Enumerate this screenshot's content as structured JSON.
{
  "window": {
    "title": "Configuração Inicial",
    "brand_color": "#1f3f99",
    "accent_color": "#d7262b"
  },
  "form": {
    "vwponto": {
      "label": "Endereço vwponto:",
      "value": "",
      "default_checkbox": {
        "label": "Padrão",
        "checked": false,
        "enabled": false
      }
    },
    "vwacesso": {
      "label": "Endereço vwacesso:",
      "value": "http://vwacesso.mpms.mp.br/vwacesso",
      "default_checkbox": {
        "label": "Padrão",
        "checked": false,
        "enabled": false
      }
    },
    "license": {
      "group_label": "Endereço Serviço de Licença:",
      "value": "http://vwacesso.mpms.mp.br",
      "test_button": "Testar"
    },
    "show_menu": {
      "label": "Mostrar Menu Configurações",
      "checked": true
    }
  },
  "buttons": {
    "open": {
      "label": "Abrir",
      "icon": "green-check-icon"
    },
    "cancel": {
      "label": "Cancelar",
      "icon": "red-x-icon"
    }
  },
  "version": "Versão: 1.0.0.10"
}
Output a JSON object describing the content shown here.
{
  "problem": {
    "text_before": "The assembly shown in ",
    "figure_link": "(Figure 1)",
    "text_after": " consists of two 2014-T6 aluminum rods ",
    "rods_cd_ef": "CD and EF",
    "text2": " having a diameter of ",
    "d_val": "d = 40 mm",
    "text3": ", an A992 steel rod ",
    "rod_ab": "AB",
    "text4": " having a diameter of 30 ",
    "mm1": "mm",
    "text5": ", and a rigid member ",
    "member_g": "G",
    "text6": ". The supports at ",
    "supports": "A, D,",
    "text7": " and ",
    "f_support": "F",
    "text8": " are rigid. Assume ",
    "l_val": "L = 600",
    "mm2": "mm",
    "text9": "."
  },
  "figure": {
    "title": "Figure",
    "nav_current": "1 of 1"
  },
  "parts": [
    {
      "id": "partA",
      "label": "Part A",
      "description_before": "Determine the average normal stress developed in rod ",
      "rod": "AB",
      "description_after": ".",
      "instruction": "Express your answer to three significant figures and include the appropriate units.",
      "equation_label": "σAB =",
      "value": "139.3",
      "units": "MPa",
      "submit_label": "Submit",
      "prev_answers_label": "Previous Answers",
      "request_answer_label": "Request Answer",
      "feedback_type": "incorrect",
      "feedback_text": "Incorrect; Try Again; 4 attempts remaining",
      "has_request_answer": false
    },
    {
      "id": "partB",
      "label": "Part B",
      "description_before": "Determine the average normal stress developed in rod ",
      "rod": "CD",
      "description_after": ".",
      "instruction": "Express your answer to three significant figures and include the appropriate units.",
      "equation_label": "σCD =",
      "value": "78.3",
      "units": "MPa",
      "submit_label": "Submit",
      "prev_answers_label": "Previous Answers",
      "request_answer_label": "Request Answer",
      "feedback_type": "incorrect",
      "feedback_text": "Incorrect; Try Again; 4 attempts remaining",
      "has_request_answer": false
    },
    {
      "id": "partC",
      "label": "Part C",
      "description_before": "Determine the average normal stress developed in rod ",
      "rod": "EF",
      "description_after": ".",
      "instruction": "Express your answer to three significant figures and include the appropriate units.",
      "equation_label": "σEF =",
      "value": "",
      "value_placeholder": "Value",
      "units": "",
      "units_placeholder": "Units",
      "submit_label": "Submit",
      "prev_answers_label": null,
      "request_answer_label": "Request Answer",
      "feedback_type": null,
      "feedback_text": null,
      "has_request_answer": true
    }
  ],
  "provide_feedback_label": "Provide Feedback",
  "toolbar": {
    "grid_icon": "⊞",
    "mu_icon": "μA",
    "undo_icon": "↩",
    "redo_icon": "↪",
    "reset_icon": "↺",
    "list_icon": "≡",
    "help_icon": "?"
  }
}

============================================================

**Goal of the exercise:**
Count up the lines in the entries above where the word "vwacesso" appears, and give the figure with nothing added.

**Written solution:**
4